'''
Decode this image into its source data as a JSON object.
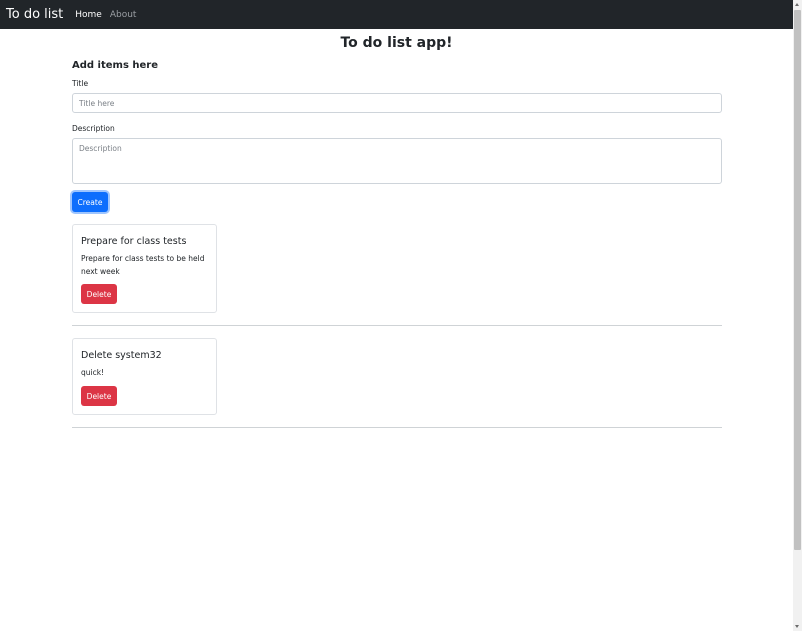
{
  "navbar": {
    "brand": "To do list",
    "links": [
      {
        "label": "Home",
        "active": true
      },
      {
        "label": "About",
        "active": false
      }
    ]
  },
  "page": {
    "title": "To do list app!"
  },
  "form": {
    "heading": "Add items here",
    "title_label": "Title",
    "title_placeholder": "Title here",
    "title_value": "",
    "description_label": "Description",
    "description_placeholder": "Description",
    "description_value": "",
    "create_label": "Create"
  },
  "todos": [
    {
      "title": "Prepare for class tests",
      "description": "Prepare for class tests to be held next week",
      "delete_label": "Delete"
    },
    {
      "title": "Delete system32",
      "description": "quick!",
      "delete_label": "Delete"
    }
  ],
  "colors": {
    "navbar_bg": "#212529",
    "primary": "#0d6efd",
    "danger": "#dc3545"
  }
}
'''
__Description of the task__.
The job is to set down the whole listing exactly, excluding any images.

__Problem solution__.
Decode this image into its source data as a JSON object.
{
  "navbar": {
    "brand": "To do list",
    "links": [
      {
        "label": "Home",
        "active": true
      },
      {
        "label": "About",
        "active": false
      }
    ]
  },
  "page": {
    "title": "To do list app!"
  },
  "form": {
    "heading": "Add items here",
    "title_label": "Title",
    "title_placeholder": "Title here",
    "title_value": "",
    "description_label": "Description",
    "description_placeholder": "Description",
    "description_value": "",
    "create_label": "Create"
  },
  "todos": [
    {
      "title": "Prepare for class tests",
      "description": "Prepare for class tests to be held next week",
      "delete_label": "Delete"
    },
    {
      "title": "Delete system32",
      "description": "quick!",
      "delete_label": "Delete"
    }
  ],
  "colors": {
    "navbar_bg": "#212529",
    "primary": "#0d6efd",
    "danger": "#dc3545"
  }
}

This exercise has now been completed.